Brain-derived neurotrophic factor is a candidate gene for response to antidepressant treatment. However, response to pharmacological treatments is
moderated by both genetic and other factors within individuals. For example, there is evidence of an influence of the temperamental trait of harm
avoidance on the outcome of depressive disorders. In the present study we aimed to investigate the effect of the brain-derived neurotrophic factor gene
on medium-term outcome in a naturalistic sample of 86 depressed bipolar spectrum patients, taking into account harm avoidance.
Both single marker and haplotypes were significantly associated with severity of depression at month 6 after treatment initiation. The haplotype
comprising the A-C alleles was associated with a poorer outcome. Harm avoidance maintained a significant effect on depressive outcome in bipolar
disorder, independently from brain-derived neurotrophic factor genotypes. However, harm avoidance’s influence appeared to be more consistent in
patients carrying the protective G-T combination of alleles.
Our results indicate brain-derived neurotrophic factor as involved in the outcome of depression in bipolar disorder. Harm avoidance did not
interact with brain-derived neurotrophic factor genotypes, though its effect was still significant. Given that many factors may influence response
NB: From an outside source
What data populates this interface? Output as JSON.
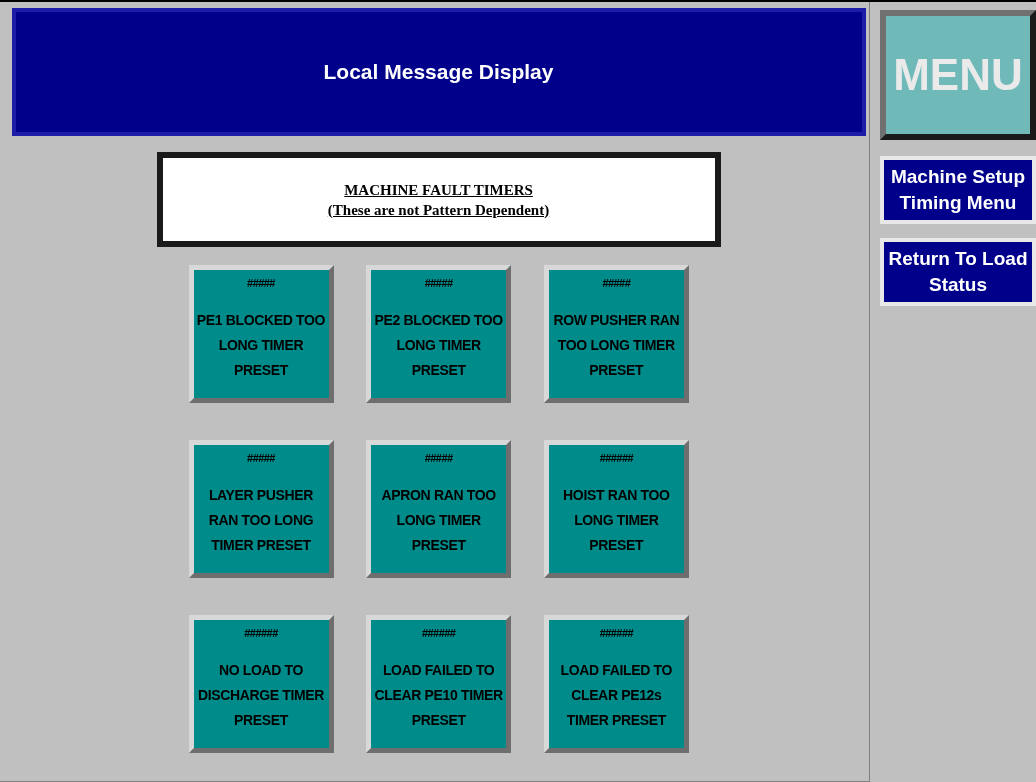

to pharmacological treatments, studies that consider personality and other individual characteristics are warranted also in pharmacogenetic
- BDNF gene
- Bipolar Disorder
- harm avoidance